* Work instruction: Line by line, print the records exactly.
- - -
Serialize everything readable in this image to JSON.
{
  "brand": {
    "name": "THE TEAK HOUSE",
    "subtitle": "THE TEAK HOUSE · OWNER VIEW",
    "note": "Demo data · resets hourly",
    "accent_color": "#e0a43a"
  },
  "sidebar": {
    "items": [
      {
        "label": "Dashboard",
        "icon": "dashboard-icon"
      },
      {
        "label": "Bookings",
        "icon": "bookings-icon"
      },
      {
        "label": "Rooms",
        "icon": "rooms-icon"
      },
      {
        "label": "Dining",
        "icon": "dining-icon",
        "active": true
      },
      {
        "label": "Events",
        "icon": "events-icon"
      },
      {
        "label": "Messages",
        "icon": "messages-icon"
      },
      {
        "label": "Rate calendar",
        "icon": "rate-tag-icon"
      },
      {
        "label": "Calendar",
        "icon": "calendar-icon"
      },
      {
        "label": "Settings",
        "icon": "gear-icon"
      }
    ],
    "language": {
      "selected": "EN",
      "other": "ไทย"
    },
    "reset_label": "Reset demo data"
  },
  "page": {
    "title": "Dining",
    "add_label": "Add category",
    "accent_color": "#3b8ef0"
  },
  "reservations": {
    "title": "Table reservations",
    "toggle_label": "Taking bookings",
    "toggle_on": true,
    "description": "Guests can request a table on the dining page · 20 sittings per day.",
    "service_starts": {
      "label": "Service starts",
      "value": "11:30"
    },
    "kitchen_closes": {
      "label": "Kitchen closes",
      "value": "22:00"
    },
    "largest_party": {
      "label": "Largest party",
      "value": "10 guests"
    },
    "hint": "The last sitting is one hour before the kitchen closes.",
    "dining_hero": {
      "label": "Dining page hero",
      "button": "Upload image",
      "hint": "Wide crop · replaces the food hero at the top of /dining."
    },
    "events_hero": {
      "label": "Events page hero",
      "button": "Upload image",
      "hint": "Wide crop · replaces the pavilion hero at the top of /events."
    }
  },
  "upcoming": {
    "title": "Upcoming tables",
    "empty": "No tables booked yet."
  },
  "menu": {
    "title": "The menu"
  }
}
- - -
* Solution below:
Serialize everything readable in this image to JSON.
{
  "brand": {
    "name": "THE TEAK HOUSE",
    "subtitle": "THE TEAK HOUSE · OWNER VIEW",
    "note": "Demo data · resets hourly",
    "accent_color": "#e0a43a"
  },
  "sidebar": {
    "items": [
      {
        "label": "Dashboard",
        "icon": "dashboard-icon"
      },
      {
        "label": "Bookings",
        "icon": "bookings-icon"
      },
      {
        "label": "Rooms",
        "icon": "rooms-icon"
      },
      {
        "label": "Dining",
        "icon": "dining-icon",
        "active": true
      },
      {
        "label": "Events",
        "icon": "events-icon"
      },
      {
        "label": "Messages",
        "icon": "messages-icon"
      },
      {
        "label": "Rate calendar",
        "icon": "rate-tag-icon"
      },
      {
        "label": "Calendar",
        "icon": "calendar-icon"
      },
      {
        "label": "Settings",
        "icon": "gear-icon"
      }
    ],
    "language": {
      "selected": "EN",
      "other": "ไทย"
    },
    "reset_label": "Reset demo data"
  },
  "page": {
    "title": "Dining",
    "add_label": "Add category",
    "accent_color": "#3b8ef0"
  },
  "reservations": {
    "title": "Table reservations",
    "toggle_label": "Taking bookings",
    "toggle_on": true,
    "description": "Guests can request a table on the dining page · 20 sittings per day.",
    "service_starts": {
      "label": "Service starts",
      "value": "11:30"
    },
    "kitchen_closes": {
      "label": "Kitchen closes",
      "value": "22:00"
    },
    "largest_party": {
      "label": "Largest party",
      "value": "10 guests"
    },
    "hint": "The last sitting is one hour before the kitchen closes.",
    "dining_hero": {
      "label": "Dining page hero",
      "button": "Upload image",
      "hint": "Wide crop · replaces the food hero at the top of /dining."
    },
    "events_hero": {
      "label": "Events page hero",
      "button": "Upload image",
      "hint": "Wide crop · replaces the pavilion hero at the top of /events."
    }
  },
  "upcoming": {
    "title": "Upcoming tables",
    "empty": "No tables booked yet."
  },
  "menu": {
    "title": "The menu"
  }
}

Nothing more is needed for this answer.